Component data from apps and pages:
-*-*-

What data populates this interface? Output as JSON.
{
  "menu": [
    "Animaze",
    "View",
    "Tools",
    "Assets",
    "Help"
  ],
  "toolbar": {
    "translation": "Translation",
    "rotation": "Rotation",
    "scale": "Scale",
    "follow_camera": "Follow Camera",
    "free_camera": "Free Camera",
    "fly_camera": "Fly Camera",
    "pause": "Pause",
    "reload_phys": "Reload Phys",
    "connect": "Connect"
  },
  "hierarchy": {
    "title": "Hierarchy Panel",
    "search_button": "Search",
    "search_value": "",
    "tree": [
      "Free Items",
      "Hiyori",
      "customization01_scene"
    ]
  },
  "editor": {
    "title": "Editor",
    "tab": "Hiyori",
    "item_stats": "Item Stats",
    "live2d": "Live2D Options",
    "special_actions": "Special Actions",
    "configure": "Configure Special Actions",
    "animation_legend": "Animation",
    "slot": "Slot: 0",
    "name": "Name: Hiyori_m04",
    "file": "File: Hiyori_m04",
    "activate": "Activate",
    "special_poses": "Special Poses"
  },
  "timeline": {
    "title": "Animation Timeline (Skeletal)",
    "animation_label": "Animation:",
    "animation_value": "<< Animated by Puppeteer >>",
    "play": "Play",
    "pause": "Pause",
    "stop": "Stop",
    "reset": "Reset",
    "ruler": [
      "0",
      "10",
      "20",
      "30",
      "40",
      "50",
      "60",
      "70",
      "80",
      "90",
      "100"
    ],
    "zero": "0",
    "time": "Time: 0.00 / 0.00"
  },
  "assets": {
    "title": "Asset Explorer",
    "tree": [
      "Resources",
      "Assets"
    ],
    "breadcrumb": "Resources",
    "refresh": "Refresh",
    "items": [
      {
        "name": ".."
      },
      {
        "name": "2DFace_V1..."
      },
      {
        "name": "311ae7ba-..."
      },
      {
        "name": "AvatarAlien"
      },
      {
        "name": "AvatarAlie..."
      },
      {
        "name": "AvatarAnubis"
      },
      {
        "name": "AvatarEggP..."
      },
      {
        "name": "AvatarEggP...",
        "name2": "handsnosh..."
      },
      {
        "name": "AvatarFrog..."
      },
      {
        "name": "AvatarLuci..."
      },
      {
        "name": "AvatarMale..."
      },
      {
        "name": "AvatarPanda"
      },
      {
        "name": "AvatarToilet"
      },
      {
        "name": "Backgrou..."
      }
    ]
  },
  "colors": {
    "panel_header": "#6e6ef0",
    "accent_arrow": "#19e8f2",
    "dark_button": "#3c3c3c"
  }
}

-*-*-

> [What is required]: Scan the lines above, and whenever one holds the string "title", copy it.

> [Written answer]:
    "title": "Hierarchy Panel",
    "title": "Editor",
    "title": "Animation Timeline (Skeletal)",
    "title": "Asset Explorer",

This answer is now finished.